The 2014 anti-tobacco initiative was voted by the European parliament, but there are difficulties enforcing directives among member States. This week, a new measure is rolling out across the EU. The traceability of cigarette packs is a necessary first step to reducing black market cigarettes in Europe.
Announced in 2014, the law was only applied to France in November 2018. Last March, a decree was approved to enforce this expected measure. From now on, every pack of cigarettes in the EU will be marked with a unique code to ensure traceability.
Until now, product marking was the responsibility of the manufacturer. From now on, the National Printing Works (Imprimerie Nationale) will be responsible for applying codes to tobacco products. Cigarette manufacturers will have to finance this new solution. The objective is to help monitor industrial activities in the sector and fight contraband networks.
Better market control
For Loïc Josseran, at the head of the Alliance against tobacco, this measure will ensure product information is up to date and reliable. This will ensure every cigarette packet can be identified according to its intended target market. Josseran did not, however, agree with shifting the responsibility for this system to corporations rather than an independent organism.

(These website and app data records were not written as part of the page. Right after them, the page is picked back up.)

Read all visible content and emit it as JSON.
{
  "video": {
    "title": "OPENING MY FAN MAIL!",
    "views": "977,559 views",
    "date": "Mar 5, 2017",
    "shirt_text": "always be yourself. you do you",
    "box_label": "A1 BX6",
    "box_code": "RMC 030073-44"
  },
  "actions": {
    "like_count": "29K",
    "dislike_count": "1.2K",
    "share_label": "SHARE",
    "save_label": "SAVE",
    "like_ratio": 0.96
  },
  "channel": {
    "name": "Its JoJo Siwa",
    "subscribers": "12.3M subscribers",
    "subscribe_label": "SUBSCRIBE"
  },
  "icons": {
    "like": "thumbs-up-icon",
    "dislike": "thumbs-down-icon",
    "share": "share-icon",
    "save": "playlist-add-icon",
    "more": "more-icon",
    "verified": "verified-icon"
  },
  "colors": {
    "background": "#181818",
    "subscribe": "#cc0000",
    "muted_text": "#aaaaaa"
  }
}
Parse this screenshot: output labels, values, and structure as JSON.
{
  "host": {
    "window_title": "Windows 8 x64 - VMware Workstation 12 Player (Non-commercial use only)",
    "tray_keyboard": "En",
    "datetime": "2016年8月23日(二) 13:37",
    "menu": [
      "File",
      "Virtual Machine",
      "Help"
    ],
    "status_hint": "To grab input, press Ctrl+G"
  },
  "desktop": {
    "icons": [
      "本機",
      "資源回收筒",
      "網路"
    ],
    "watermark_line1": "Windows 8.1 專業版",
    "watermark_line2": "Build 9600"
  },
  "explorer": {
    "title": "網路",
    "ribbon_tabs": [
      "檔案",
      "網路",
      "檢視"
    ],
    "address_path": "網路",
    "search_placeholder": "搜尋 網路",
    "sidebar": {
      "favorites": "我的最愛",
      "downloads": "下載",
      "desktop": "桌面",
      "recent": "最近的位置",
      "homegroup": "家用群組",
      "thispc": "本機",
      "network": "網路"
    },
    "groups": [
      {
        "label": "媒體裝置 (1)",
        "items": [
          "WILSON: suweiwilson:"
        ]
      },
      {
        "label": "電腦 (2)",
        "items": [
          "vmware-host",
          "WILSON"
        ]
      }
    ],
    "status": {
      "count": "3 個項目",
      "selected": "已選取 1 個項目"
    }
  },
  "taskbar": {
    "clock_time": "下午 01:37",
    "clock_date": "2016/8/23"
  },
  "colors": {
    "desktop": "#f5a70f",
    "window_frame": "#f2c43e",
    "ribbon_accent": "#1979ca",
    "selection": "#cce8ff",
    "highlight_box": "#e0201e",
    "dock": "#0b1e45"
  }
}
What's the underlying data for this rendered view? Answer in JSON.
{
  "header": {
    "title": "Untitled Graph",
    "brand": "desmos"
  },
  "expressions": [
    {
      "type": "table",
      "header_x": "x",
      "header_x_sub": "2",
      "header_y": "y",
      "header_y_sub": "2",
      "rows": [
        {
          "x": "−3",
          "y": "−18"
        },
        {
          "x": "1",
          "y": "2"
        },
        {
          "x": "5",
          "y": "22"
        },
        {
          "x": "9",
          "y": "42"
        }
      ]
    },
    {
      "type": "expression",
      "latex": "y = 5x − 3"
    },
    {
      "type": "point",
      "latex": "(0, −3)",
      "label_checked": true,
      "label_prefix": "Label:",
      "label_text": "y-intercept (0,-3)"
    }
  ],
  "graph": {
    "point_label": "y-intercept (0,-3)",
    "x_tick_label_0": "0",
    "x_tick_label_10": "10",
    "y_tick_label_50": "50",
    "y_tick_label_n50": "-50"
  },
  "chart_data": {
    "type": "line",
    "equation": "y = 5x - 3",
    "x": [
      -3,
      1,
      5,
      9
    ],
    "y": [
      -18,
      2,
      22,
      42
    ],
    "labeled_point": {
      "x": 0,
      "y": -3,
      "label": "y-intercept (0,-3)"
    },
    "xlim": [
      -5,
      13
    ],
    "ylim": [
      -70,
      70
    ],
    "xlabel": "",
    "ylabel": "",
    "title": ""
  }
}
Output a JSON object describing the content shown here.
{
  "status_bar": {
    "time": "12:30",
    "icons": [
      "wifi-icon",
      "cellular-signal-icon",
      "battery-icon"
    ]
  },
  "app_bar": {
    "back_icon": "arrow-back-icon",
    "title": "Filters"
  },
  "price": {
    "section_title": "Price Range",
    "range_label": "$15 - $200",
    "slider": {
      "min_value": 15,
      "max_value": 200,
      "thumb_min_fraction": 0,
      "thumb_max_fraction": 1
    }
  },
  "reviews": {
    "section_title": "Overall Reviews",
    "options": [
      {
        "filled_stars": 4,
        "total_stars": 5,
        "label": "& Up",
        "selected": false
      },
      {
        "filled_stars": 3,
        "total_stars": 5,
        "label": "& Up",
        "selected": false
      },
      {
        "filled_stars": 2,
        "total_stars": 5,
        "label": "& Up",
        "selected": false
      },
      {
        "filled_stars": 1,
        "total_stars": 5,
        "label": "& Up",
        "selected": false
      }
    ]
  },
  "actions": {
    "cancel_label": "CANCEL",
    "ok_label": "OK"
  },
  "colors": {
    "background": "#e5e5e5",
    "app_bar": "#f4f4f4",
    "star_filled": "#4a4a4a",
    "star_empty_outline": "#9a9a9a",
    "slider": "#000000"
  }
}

On the political side, the system will allow countries to tax cigarettes purchased abroad. With this new traceability system, we can find out how many foreign cigarettes were consumed in France. Cigarette companies will no longer be able to park their stock in Andorra or Luxemburg to get around French taxes.
As it stands, Big Tobacco will need to deal with this tracking system, and finance it. If the measure has been welcomed by anti-smoking organisations, it will not fix everything. A large share of contraband cigarettes in Europe come from North Africa, where this new system will not be in force.